Dawlish Ranger, Steve, points out the tiny flowers of the Warren Crocus.

At first we can’t see anything.  You need to look carefully to spot these rare and diminutive plants.

Steve: “Is it rare or can no one be bothered to look for it?”

We become aware of crushing the crocuses under our booted feet and ask if trampling spreads the seed.

Steve: “The trouble with trampling…you need diffuse trampling.”

(Clue for the day)

If you trample too heavily in one place it crushes the flowers before they can set seed, though a little light trampling after the seed is set may be a good thing for dispersal.

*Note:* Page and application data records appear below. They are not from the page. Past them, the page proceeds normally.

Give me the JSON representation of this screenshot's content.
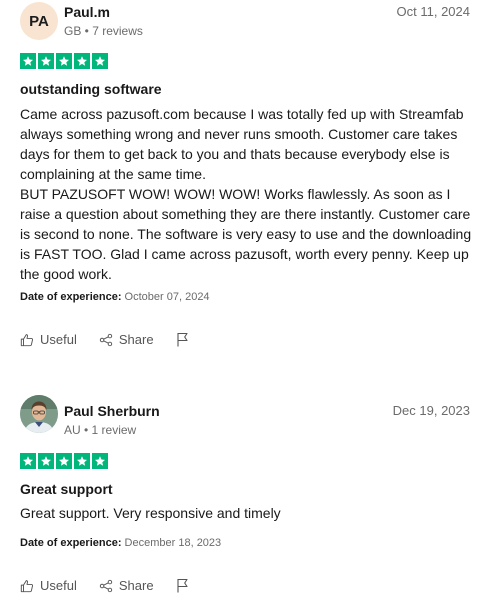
{
  "colors": {
    "star_green": "#00b67a",
    "text": "#191919",
    "muted": "#6b6b6b",
    "avatar_bg": "#f8e4d0"
  },
  "reviews": [
    {
      "avatar_initials": "PA",
      "author": "Paul.m",
      "meta": "GB • 7 reviews",
      "date": "Oct 11, 2024",
      "rating": 5,
      "title": "outstanding software",
      "body": "Came across pazusoft.com because I was totally fed up with Streamfab always something wrong and never runs smooth. Customer care takes days for them to get back to you and thats because everybody else is complaining at the same time.\nBUT PAZUSOFT WOW! WOW! WOW! Works flawlessly. As soon as I raise a question about something they are there instantly. Customer care is second to none. The software is very easy to use and the downloading is FAST TOO. Glad I came across pazusoft, worth every penny. Keep up the good work.",
      "experience_label": "Date of experience:",
      "experience_date": "October 07, 2024",
      "useful_label": "Useful",
      "share_label": "Share"
    },
    {
      "avatar_type": "photo",
      "author": "Paul Sherburn",
      "meta": "AU • 1 review",
      "date": "Dec 19, 2023",
      "rating": 5,
      "title": "Great support",
      "body": "Great support. Very responsive and timely",
      "experience_label": "Date of experience:",
      "experience_date": "December 18, 2023",
      "useful_label": "Useful",
      "share_label": "Share"
    }
  ]
}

Walking further into the Warren along the spit, we find a clump of Spanish bluebells.  In contrast to the crocuses they appear like brutish imposters.

A sign at the very end of the spit reads:


(Huge bird flocks must rest ahead when tide is very high)

You need to look carefully; the lettering is weathered, obscured.

(And I fail to grasp this second clue)

At the far end of the spit, our feet sink into the wet sand leaving deep footprints.  Sharp little beak holes in the sand alert us to the most delicate of footprints scattered across the sand’s surface —Dunlin, we guess.

Are we careless, monstrous?

“No” says Susie “We are allowed to be here too.”


Bellows the megaphone from a tourist boat.

The seal at the sea’s edge lumbers elegantly when we get too close.

Its mass equates to ours.

We are allowed then, like the seal, just as Susie says.

At the end of the day we try out some gestures together, mimicking the dignified movements of tufts of marram grass that we have observed leaning sideways into each other and drawing perfect arcs in the sand.

Our attempts at marram calligraphy are coarse compared to the real thing.

Frustrated, I break the no-talk rule, becoming bossy.

It’s a case of direct trampling.

As this sinks in, I resolve to GIVE WAY a bit more from now on.

A successful collaboration, I’m learning, is based on diffuse (rather than direct) trampling.  Disperse — don’t crush — the seed.